Chick Corea at the Blue Note
Photo: Dino Perrucci/Blue Note Jazz Club
Chick Corea is at the Blue Note in New York City all for the entire month, celebrating his 70th birthday by riffling through all the chapters of his wildly eclectic career, playing different music with different bands, shifting casts and moods each week, sometimes from night to night.
I caught the early set Thursday, a trio with bassist Gary Peacock and drummer Brian Blade, and it was a thorough delight. Last time Corea played the club, in May of last year, with Eddie Gomez and Paul Motian, in a set he titled “Further Explorations of Bill Evans,” I called him “the most insouciant virtuoso in jazz piano,” and I’ll stick with that.
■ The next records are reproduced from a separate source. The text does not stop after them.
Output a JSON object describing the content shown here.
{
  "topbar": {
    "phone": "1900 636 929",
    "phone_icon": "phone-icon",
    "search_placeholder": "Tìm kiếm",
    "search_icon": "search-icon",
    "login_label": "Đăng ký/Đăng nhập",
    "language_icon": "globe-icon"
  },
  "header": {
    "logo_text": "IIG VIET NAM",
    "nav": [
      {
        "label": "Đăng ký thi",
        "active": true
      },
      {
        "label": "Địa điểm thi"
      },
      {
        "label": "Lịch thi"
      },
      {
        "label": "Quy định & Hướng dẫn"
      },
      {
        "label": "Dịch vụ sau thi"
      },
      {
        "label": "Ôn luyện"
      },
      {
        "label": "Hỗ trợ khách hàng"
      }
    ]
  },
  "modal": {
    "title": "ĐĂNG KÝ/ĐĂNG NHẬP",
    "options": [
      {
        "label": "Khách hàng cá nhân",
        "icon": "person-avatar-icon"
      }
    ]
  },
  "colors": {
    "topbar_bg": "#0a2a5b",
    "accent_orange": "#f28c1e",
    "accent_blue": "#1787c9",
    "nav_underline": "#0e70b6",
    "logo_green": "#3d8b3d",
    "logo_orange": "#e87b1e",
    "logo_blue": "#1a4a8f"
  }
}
They played mostly standards and a few pieces by Evans, Monk, and Charlie Parker, first-time out, no rehearsals, with peerless authority but also a loose-limber swing. I was seated at a table with a fellow jazz writer (an old friend) and his brother, who was also an aficionado. The brother complained at the end of the set that it lacked a certain emotional intensity. I saw what he meant, but disagreed. There’s something extremely pleasurable in watching, or listening to, a group of masters—whether in basketball, cooking, or jazz—doing what they do, playing off one another to their strengths, at a peak level, even if at a casual pace, for the sheer joy of it.
Originally Paul Motian was billed to be drummer, and no doubt he would have added some intensity. Motian stretches rhythm, corals it to uncharted corners, prodding the band, whipping up a tension that only real artists can resolve, and Corea and Peacock are real artists.
Then again, Brian Blade is no mere time-keeper (though he’s that too); he’s the force, after all, that makes Wayne Shorter’s quartet swing and storm. But he is different from Motian, and in ways that Corea seemed to want that night. It’s the same sort of difference as when Roy Haynes briefly stepped in for Elvin Jones in Coltrane’s “classic quartet.” Talk about intensity: Jones drilled into a rhythm, sent the rocks flying in a dozen directions, somehow keeping all of them under control (though just barely), sending Trane and the others into their own controlled frenzy; some of those tracks can make you sweat, just listening to them. (Check out The Complete Live at the Village Vanguard.) By contrast, Haynes spread out the rhythm, in waves. He lent the ensemble a lithe lyricism that they otherwise couldn’t attain.
The same is the case here with Blade. He spreads, shuffles, throws the occasional tom-tom bomb, always surprises, but stays more in the background, serving the rhythm more than turning it topsy-turvy.
All the sessions in Corea month are being recorded, at 24/96. (Are you reading this, David Chesky?) Some will doubtless be released. And, by the way, highlights from the “Further Explorations” sets of last year, which have been available on CD only in Japan, get a US release from Concord in January. Get that one.